Eight young poets dressed all in white formed a tight-knit ensemble, each taking their turn to speak their poetry. ‘Happiness is here if you want it’ was a recurring line which linked the poems together, giving the piece focus and grounding.
The poems covered such ground that there was something there to resonate with everyone. Some spoke about the government, some talked of coming of age, and I haven’t decided what some other poems were about. The language was so beautiful, and their metaphors were so carefully constructed that I think in order to appreciate their work fully, I would have needed to pause and think about each poem for a good few minutes before watching the next one.

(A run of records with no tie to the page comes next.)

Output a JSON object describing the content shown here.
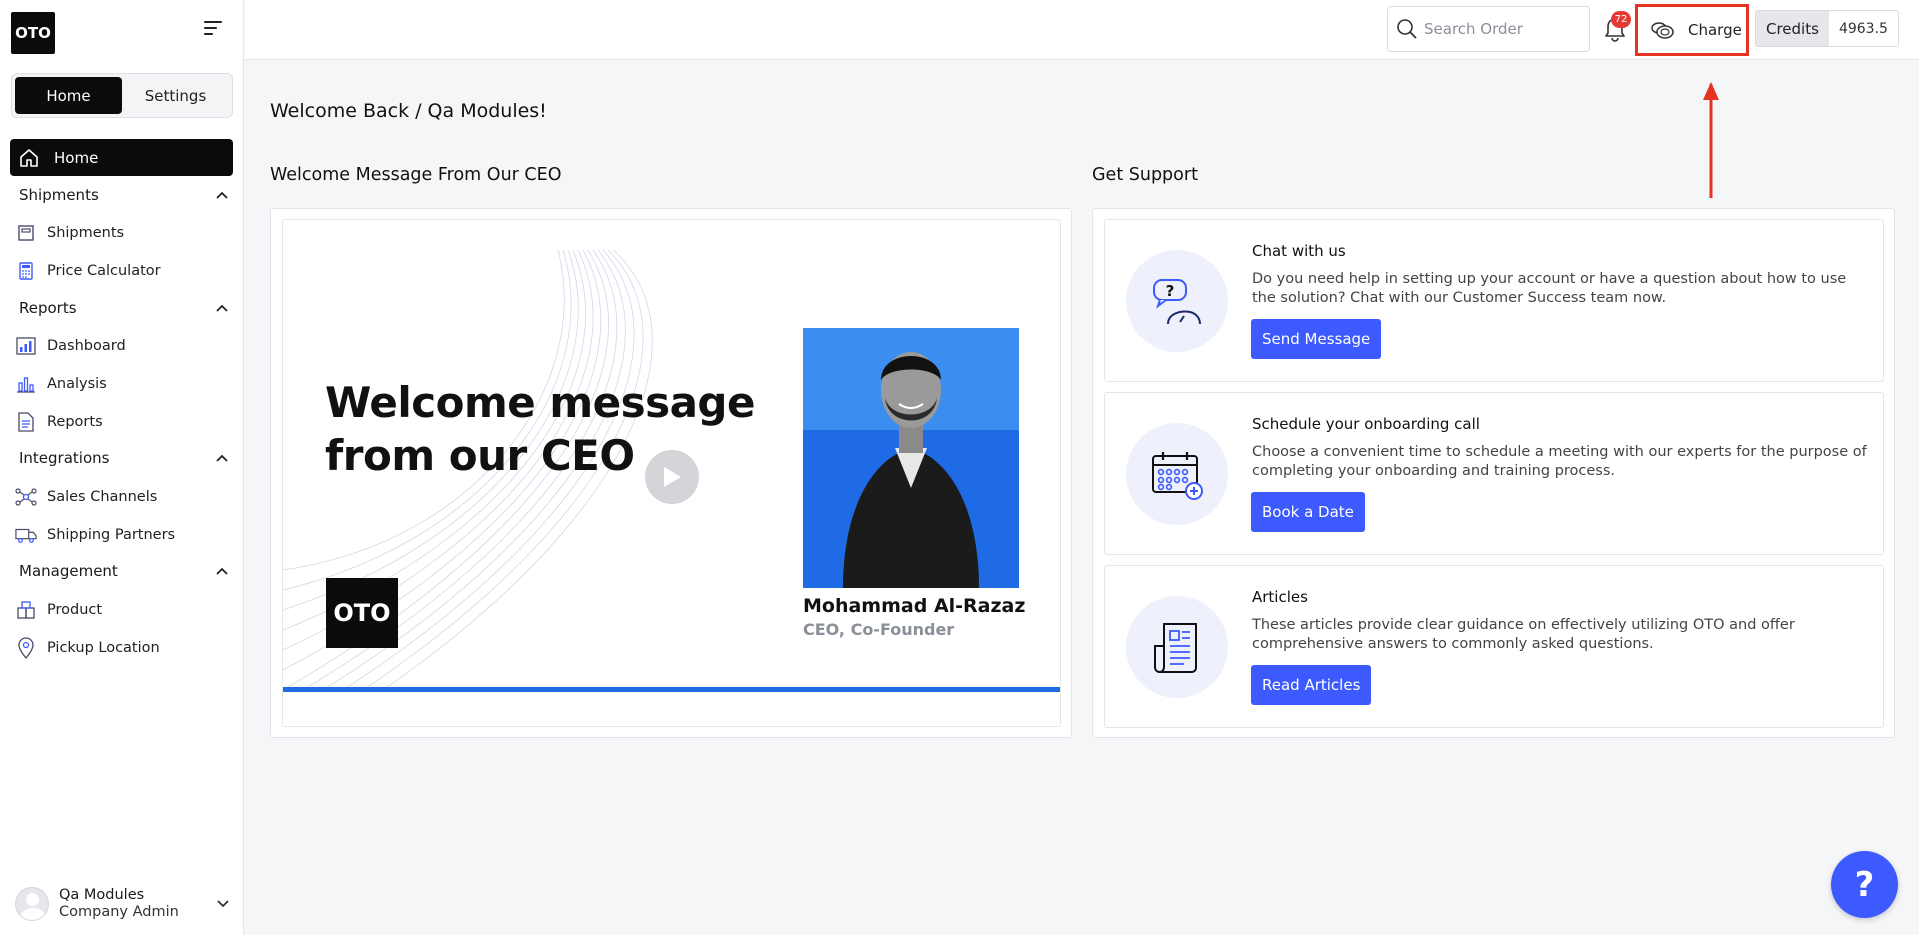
{
  "app": {
    "logo_text": "OTO"
  },
  "sidebar": {
    "tabs": [
      {
        "label": "Home",
        "active": true
      },
      {
        "label": "Settings",
        "active": false
      }
    ],
    "home_label": "Home",
    "groups": {
      "shipments": {
        "label": "Shipments",
        "items": [
          "Shipments",
          "Price Calculator"
        ]
      },
      "reports": {
        "label": "Reports",
        "items": [
          "Dashboard",
          "Analysis",
          "Reports"
        ]
      },
      "integrations": {
        "label": "Integrations",
        "items": [
          "Sales Channels",
          "Shipping Partners"
        ]
      },
      "management": {
        "label": "Management",
        "items": [
          "Product",
          "Pickup Location"
        ]
      }
    },
    "user": {
      "name": "Qa Modules",
      "role": "Company Admin"
    }
  },
  "topbar": {
    "search_placeholder": "Search Order",
    "notification_count": "72",
    "charge_label": "Charge",
    "credits_label": "Credits",
    "credits_value": "4963.5"
  },
  "main": {
    "welcome": "Welcome Back / Qa Modules!",
    "ceo_section_title": "Welcome Message From Our CEO",
    "support_section_title": "Get Support",
    "ceo_card": {
      "headline_line1": "Welcome message",
      "headline_line2": "from our CEO",
      "logo_text": "OTO",
      "name": "Mohammad Al-Razaz",
      "role": "CEO, Co-Founder"
    },
    "support": [
      {
        "title": "Chat with us",
        "desc": "Do you need help in setting up your account or have a question about how to use the solution? Chat with our Customer Success team now.",
        "button": "Send Message",
        "icon": "chat-icon"
      },
      {
        "title": "Schedule your onboarding call",
        "desc": "Choose a convenient time to schedule a meeting with our experts for the purpose of completing your onboarding and training process.",
        "button": "Book a Date",
        "icon": "calendar-icon"
      },
      {
        "title": "Articles",
        "desc": "These articles provide clear guidance on effectively utilizing OTO and offer comprehensive answers to commonly asked questions.",
        "button": "Read Articles",
        "icon": "article-icon"
      }
    ]
  },
  "help_button": "?",
  "colors": {
    "accent": "#3d5afe",
    "dark": "#0b0b0b",
    "highlight": "#e53322",
    "ceo_blue": "#1f6be5"
  }
}
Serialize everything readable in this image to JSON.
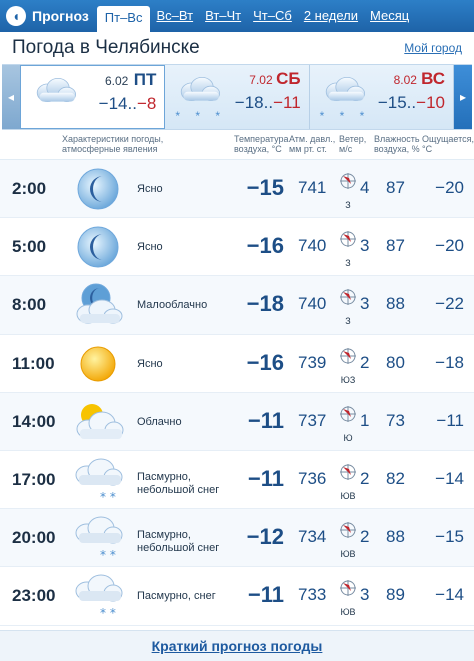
{
  "nav": {
    "brand": "Прогноз",
    "tabs": [
      "Пт–Вс",
      "Вс–Вт",
      "Вт–Чт",
      "Чт–Сб",
      "2 недели",
      "Месяц"
    ],
    "active_index": 0
  },
  "header": {
    "title": "Погода в Челябинске",
    "my_city": "Мой город"
  },
  "days": [
    {
      "date": "6.02",
      "dow": "ПТ",
      "weekend": false,
      "tmin": "−14..",
      "tmax": "−8",
      "snow": ""
    },
    {
      "date": "7.02",
      "dow": "СБ",
      "weekend": true,
      "tmin": "−18..",
      "tmax": "−11",
      "snow": "* * *"
    },
    {
      "date": "8.02",
      "dow": "ВС",
      "weekend": true,
      "tmin": "−15..",
      "tmax": "−10",
      "snow": "* * *"
    }
  ],
  "columns": {
    "cond": "Характеристики погоды,\nатмосферные явления",
    "temp": "Температура\nвоздуха, °C",
    "press": "Атм. давл.,\nмм рт. ст.",
    "wind": "Ветер,\nм/с",
    "hum": "Влажность\nвоздуха, %",
    "feel": "Ощущается,\n°C"
  },
  "rows": [
    {
      "time": "2:00",
      "icon": "moon-icon",
      "cond": "Ясно",
      "temp": "−15",
      "press": "741",
      "wind": "4",
      "wdir": "З",
      "hum": "87",
      "feel": "−20"
    },
    {
      "time": "5:00",
      "icon": "moon-icon",
      "cond": "Ясно",
      "temp": "−16",
      "press": "740",
      "wind": "3",
      "wdir": "З",
      "hum": "87",
      "feel": "−20"
    },
    {
      "time": "8:00",
      "icon": "moon-cloud-icon",
      "cond": "Малооблачно",
      "temp": "−18",
      "press": "740",
      "wind": "3",
      "wdir": "З",
      "hum": "88",
      "feel": "−22"
    },
    {
      "time": "11:00",
      "icon": "sun-icon",
      "cond": "Ясно",
      "temp": "−16",
      "press": "739",
      "wind": "2",
      "wdir": "ЮЗ",
      "hum": "80",
      "feel": "−18"
    },
    {
      "time": "14:00",
      "icon": "sun-cloud-icon",
      "cond": "Облачно",
      "temp": "−11",
      "press": "737",
      "wind": "1",
      "wdir": "Ю",
      "hum": "73",
      "feel": "−11"
    },
    {
      "time": "17:00",
      "icon": "cloud-snow-icon",
      "cond": "Пасмурно,\nнебольшой снег",
      "temp": "−11",
      "press": "736",
      "wind": "2",
      "wdir": "ЮВ",
      "hum": "82",
      "feel": "−14"
    },
    {
      "time": "20:00",
      "icon": "cloud-snow-icon",
      "cond": "Пасмурно,\nнебольшой снег",
      "temp": "−12",
      "press": "734",
      "wind": "2",
      "wdir": "ЮВ",
      "hum": "88",
      "feel": "−15"
    },
    {
      "time": "23:00",
      "icon": "cloud-snow-icon",
      "cond": "Пасмурно, снег",
      "temp": "−11",
      "press": "733",
      "wind": "3",
      "wdir": "ЮВ",
      "hum": "89",
      "feel": "−14"
    }
  ],
  "footer": {
    "link": "Краткий прогноз погоды"
  },
  "colors": {
    "accent": "#1e63a8",
    "red": "#c0262d",
    "value": "#1d4e86"
  }
}
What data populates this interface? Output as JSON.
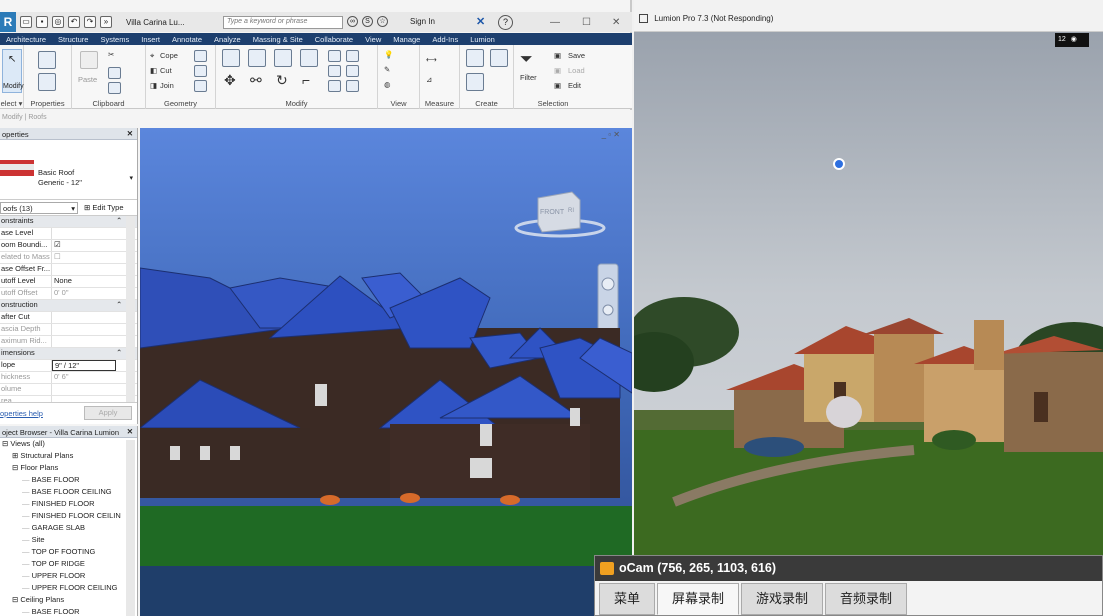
{
  "revit": {
    "title": "Villa Carina Lu...",
    "search_placeholder": "Type a keyword or phrase",
    "sign_in": "Sign In",
    "tabs": [
      "Architecture",
      "Structure",
      "Systems",
      "Insert",
      "Annotate",
      "Analyze",
      "Massing & Site",
      "Collaborate",
      "View",
      "Manage",
      "Add-Ins",
      "Lumion"
    ],
    "ribbon": {
      "modify_label": "Modify",
      "select_label": "elect ▾",
      "properties_label": "Properties",
      "clipboard_label": "Clipboard",
      "geometry_label": "Geometry",
      "modify_panel_label": "Modify",
      "view_label": "View",
      "measure_label": "Measure",
      "create_label": "Create",
      "selection_label": "Selection",
      "paste": "Paste",
      "cope": "Cope",
      "cut": "Cut",
      "join": "Join",
      "filter": "Filter",
      "save": "Save",
      "load": "Load",
      "edit": "Edit"
    },
    "status_text": "Modify | Roofs",
    "properties": {
      "header": "operties",
      "type_name": "Basic Roof",
      "type_sub": "Generic - 12\"",
      "filter": "oofs (13)",
      "edit_type": "Edit Type",
      "rows": [
        {
          "k": "onstraints",
          "v": "",
          "type": "section"
        },
        {
          "k": "ase Level",
          "v": "",
          "type": "normal"
        },
        {
          "k": "oom Boundi...",
          "v": "☑",
          "type": "normal"
        },
        {
          "k": "elated to Mass",
          "v": "☐",
          "type": "gray"
        },
        {
          "k": "ase Offset Fr...",
          "v": "",
          "type": "normal"
        },
        {
          "k": "utoff Level",
          "v": "None",
          "type": "normal"
        },
        {
          "k": "utoff Offset",
          "v": "0'  0\"",
          "type": "gray"
        },
        {
          "k": "onstruction",
          "v": "",
          "type": "section"
        },
        {
          "k": "after Cut",
          "v": "",
          "type": "normal"
        },
        {
          "k": "ascia Depth",
          "v": "",
          "type": "gray"
        },
        {
          "k": "aximum Rid...",
          "v": "",
          "type": "gray"
        },
        {
          "k": "imensions",
          "v": "",
          "type": "section"
        },
        {
          "k": "lope",
          "v": "9\" / 12\"",
          "type": "hl"
        },
        {
          "k": "hickness",
          "v": "0'  6\"",
          "type": "gray"
        },
        {
          "k": "olume",
          "v": "",
          "type": "gray"
        },
        {
          "k": "rea",
          "v": "",
          "type": "gray"
        }
      ],
      "help": "operties help",
      "apply": "Apply"
    },
    "browser": {
      "header": "oject Browser - Villa Carina Lumion",
      "items": [
        {
          "label": "Views (all)",
          "indent": 0,
          "sign": "⊟"
        },
        {
          "label": "Structural Plans",
          "indent": 1,
          "sign": "⊞"
        },
        {
          "label": "Floor Plans",
          "indent": 1,
          "sign": "⊟"
        },
        {
          "label": "BASE FLOOR",
          "indent": 2,
          "sign": ""
        },
        {
          "label": "BASE FLOOR CEILING",
          "indent": 2,
          "sign": ""
        },
        {
          "label": "FINISHED FLOOR",
          "indent": 2,
          "sign": ""
        },
        {
          "label": "FINISHED FLOOR CEILIN",
          "indent": 2,
          "sign": ""
        },
        {
          "label": "GARAGE SLAB",
          "indent": 2,
          "sign": ""
        },
        {
          "label": "Site",
          "indent": 2,
          "sign": ""
        },
        {
          "label": "TOP OF FOOTING",
          "indent": 2,
          "sign": ""
        },
        {
          "label": "TOP OF RIDGE",
          "indent": 2,
          "sign": ""
        },
        {
          "label": "UPPER FLOOR",
          "indent": 2,
          "sign": ""
        },
        {
          "label": "UPPER FLOOR CEILING",
          "indent": 2,
          "sign": ""
        },
        {
          "label": "Ceiling Plans",
          "indent": 1,
          "sign": "⊟"
        },
        {
          "label": "BASE FLOOR",
          "indent": 2,
          "sign": ""
        }
      ]
    },
    "viewcube": {
      "front": "FRONT",
      "right": "RI"
    }
  },
  "lumion": {
    "title": "Lumion Pro 7.3 (Not Responding)",
    "eye_count": "12"
  },
  "ocam": {
    "title": "oCam (756, 265, 1103, 616)",
    "tabs": [
      "菜单",
      "屏幕录制",
      "游戏录制",
      "音频录制"
    ],
    "active_tab": 1
  }
}
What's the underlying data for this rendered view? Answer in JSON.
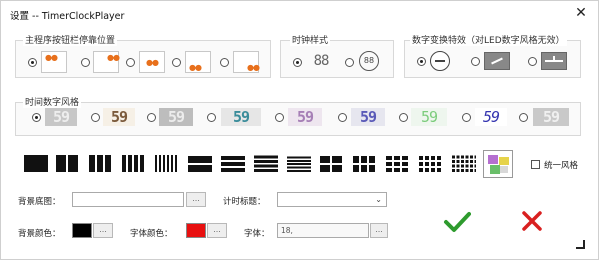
{
  "window": {
    "title": "设置 -- TimerClockPlayer",
    "close_glyph": "✕"
  },
  "groups": {
    "button_position": "主程序按钮栏停靠位置",
    "clock_style": "时钟样式",
    "digit_effect": "数字变换特效（对LED数字风格无效）",
    "digit_style": "时间数字风格"
  },
  "clock_style": {
    "digital": "88",
    "analog": "88"
  },
  "digit_styles": [
    "59",
    "59",
    "59",
    "59",
    "59",
    "59",
    "59",
    "59",
    "59"
  ],
  "colors": {
    "bg_swatch": "#000000",
    "font_swatch": "#e81010",
    "ok": "#2e9b2e",
    "cancel": "#d92020",
    "digit_orange": "#e8701c"
  },
  "unify": {
    "label": "统一风格",
    "checked": false
  },
  "form": {
    "bg_image_label": "背景底图：",
    "bg_image_value": "",
    "browse": "...",
    "timer_title_label": "计时标题：",
    "timer_title_value": "",
    "bg_color_label": "背景颜色：",
    "font_color_label": "字体颜色：",
    "font_label": "字体：",
    "font_value": "18,"
  },
  "icons": {
    "ok": "checkmark-icon",
    "cancel": "cross-icon",
    "resize": "resize-grip-icon"
  }
}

But that wasn’t the evening was about. The poems were stitched together seamlessly, and the performers bounced off one another so well that, for me, it became a piece about the collective rather than the individuals. The ensemble work was subtle; the cast were always on stage supporting what was being said, sometimes offering a gentle movement or echo of a line to create impact. But for me, the most memorable thing about Hatch Home was the passion with which every performer spoke their lines, and the wealth of talent which was so evident in their poetry.